**What to produce:** Could you filter the data below down to the lines that hold the word "TutorialPlugin"?

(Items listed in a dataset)
================================

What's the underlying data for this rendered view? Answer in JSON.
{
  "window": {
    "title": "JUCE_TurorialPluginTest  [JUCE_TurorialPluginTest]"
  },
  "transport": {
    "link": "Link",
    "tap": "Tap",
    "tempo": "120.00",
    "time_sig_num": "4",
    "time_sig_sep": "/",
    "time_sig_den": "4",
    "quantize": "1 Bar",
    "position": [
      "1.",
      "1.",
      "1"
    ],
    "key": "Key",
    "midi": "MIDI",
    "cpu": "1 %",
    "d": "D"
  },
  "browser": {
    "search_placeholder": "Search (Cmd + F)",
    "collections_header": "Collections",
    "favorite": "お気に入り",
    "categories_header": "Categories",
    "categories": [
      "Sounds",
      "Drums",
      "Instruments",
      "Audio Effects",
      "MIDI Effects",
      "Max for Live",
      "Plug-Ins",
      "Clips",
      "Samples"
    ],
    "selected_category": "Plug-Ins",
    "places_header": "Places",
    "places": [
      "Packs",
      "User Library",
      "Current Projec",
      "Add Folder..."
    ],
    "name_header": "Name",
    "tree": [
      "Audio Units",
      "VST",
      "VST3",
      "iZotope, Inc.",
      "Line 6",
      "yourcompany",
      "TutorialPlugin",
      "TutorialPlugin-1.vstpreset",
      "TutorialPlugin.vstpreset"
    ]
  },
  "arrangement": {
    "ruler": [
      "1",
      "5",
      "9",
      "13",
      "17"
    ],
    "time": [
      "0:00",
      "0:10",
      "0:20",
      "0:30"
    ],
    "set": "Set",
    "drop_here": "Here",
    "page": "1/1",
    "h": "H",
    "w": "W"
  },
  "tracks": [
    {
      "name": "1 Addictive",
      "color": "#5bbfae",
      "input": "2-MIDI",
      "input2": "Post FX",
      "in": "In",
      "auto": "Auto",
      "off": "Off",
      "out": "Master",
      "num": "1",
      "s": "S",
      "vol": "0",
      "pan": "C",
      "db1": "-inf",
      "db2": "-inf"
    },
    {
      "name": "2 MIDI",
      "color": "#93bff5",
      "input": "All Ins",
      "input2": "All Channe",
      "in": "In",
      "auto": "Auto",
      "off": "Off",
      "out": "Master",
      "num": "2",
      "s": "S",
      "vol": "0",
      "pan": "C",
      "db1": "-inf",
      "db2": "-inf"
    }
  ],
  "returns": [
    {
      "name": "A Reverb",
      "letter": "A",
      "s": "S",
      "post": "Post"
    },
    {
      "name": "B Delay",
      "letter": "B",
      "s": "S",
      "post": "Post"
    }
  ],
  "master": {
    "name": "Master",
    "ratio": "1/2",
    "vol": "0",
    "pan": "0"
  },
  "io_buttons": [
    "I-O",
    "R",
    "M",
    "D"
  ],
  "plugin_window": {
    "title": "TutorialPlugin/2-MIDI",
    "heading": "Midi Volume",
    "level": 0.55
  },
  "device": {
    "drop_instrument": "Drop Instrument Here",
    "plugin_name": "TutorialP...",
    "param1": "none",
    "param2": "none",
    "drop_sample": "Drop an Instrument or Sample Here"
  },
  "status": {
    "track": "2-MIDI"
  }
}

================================

**Solution to this exercise:**
      "TutorialPlugin",
      "TutorialPlugin-1.vstpreset",
      "TutorialPlugin.vstpreset"
    "title": "TutorialPlugin/2-MIDI",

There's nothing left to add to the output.